We can look to God and receive insight, hope, and strength, or not.  Look to him, and be radiant; so your faces shall never be ashamed.  

 

When the Psalmist declared, [t]his poor soul cried, and was heard by the LORD, and was saved from every trouble, we are reading words of personal testimonyWe can choose to trust God, or not.  We can choose to give God credit for our deliverance from trouble, or not.  We can choose to testify that God is our help, our refuge, our strength, and our source of joy and peace, or not.  
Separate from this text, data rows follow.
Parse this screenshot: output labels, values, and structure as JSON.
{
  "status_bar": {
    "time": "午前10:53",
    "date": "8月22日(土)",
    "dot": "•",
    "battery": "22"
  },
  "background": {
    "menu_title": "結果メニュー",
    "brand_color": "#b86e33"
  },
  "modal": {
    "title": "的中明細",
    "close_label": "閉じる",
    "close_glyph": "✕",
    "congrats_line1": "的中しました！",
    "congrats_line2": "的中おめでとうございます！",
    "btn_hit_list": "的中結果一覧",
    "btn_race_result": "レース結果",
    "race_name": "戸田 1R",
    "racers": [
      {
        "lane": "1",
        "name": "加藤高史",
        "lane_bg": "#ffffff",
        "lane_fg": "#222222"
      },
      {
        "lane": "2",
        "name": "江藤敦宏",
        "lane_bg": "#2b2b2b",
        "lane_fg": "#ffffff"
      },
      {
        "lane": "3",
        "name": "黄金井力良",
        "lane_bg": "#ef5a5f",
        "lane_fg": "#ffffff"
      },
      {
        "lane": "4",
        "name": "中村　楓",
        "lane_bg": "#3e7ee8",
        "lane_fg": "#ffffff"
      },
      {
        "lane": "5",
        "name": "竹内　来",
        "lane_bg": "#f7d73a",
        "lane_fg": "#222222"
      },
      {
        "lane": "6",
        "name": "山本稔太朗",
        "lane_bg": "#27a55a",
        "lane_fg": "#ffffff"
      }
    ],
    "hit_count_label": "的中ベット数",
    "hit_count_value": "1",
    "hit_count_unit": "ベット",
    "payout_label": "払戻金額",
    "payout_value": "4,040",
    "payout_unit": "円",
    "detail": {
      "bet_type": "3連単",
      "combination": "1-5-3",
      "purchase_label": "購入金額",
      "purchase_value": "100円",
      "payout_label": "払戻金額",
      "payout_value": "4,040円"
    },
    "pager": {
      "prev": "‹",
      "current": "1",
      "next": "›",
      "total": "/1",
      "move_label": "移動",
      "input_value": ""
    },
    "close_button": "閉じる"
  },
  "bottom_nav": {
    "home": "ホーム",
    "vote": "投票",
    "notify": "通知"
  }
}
When the Psalmist wrote [t]he angel of the LORD encamps around those who fear him, and delivers them, he proclaimed that we can choose to entrust ourselves to God’s care, grace and help, or not.  Those poetic insights are expressed before we get to verse 8 and read the inviting words, O taste and see that the LORD is good; happy are those who take refuge in him.  

 

The Psalmist wasn’t referring to God as a meal.  He was describing the blessings of knowing God, trusting God, praising God, and thanking God.  The Psalmist was describing the experience of experiencing such closeness to God that one no longer views God as hostile or the Holy “Other”.  Instead, God is proclaimed to be good based on one’s intimate, personal – but never private - experience!  

 

So the Psalmist was determined to bless the LORD at all times.  Although we live in a troublesome and troubled world, the Psalmist announced his intention to bless the LORD at all times because he had experienced God’s grace, experienced God’s deliverance, and experienced God’s care.  In times of trouble, the Psalmist had cried out to God.  In times of grief and guilt, the Psalmist had cried out to God.  When enemies threatened, the Psalmist had cried out to God.  

 

The Psalmist was not naïve.  He had experienced bad times, bad situations, and bad people.  In the light of those experiences, the Psalmist declared O taste and see that the LORD is good; happy are those who can take refuge in him.  The whole history of the Psalmist’s experience trusting God, praying to God for strength and help, witnessing God’s deliverance from troubles, and being sustained by God’s grace is what inspired the Psalmist to call on us to taste and see that the LORD is good. 

 

 “Taste and see” is a call to trust God and discover the deliverance, hope, grace, and strength that results from living with God, for God, and in God’s purpose.  “Taste and see” is a call to trust God rather than believe we are gods.

 

“Taste and see” is a call to learn that God is bigger than every trouble.  God’s grace is stronger than our sin and guilt and shame.  God’s purposes are better than the oppression and other evils that wicked people and powers intend for us.  

 

“Taste and see” is a call for us to experience God.  It is a call for us to explore God through repentance and obedient faith.  When the Psalmist declared “taste and see,” he called on us to lean on God, communicate with God, wait on God, come to God, be accepted by God, know that we are claimed by God, and rejoice in being part of the wonderful Oneness of God.  

 

And like the Psalmist, we can invite others to “taste and see that the LORD is good.”  Like the Psalmist, we can welcome others to “magnify the LORD.”  Like the Psalmist, we can testify about how God’s grace has sustained us, lifted us, renewed us, protected us, and established us.  Like the Psalmist, we can “bless the LORD” at all times.

 

I think Deacon Squire S. Currie smacked his lips when he said “O taste and see that the LORD is good” because he had experienced God’s grace, strength, and deliverance.  Having been born before the turn of the 20th Century, this follower of Jesus had been a witness as the power of God worked to outlaw racial segregation despite all the worst intentions and hardest efforts of hateful people who, in many instances, claimed to know and love God.  

 

Squire S. Currie had witnessed the grace of God in his own life and in the lives of others.  Brother Currie had cried out to God, and had experienced the blessing of answered prayer.  That’s why he smacked his lips when he said, with bright eyes and a glad heart, O taste and see that the LORD is good.  

 

Amen.

 

©Wendell Griffen, 2018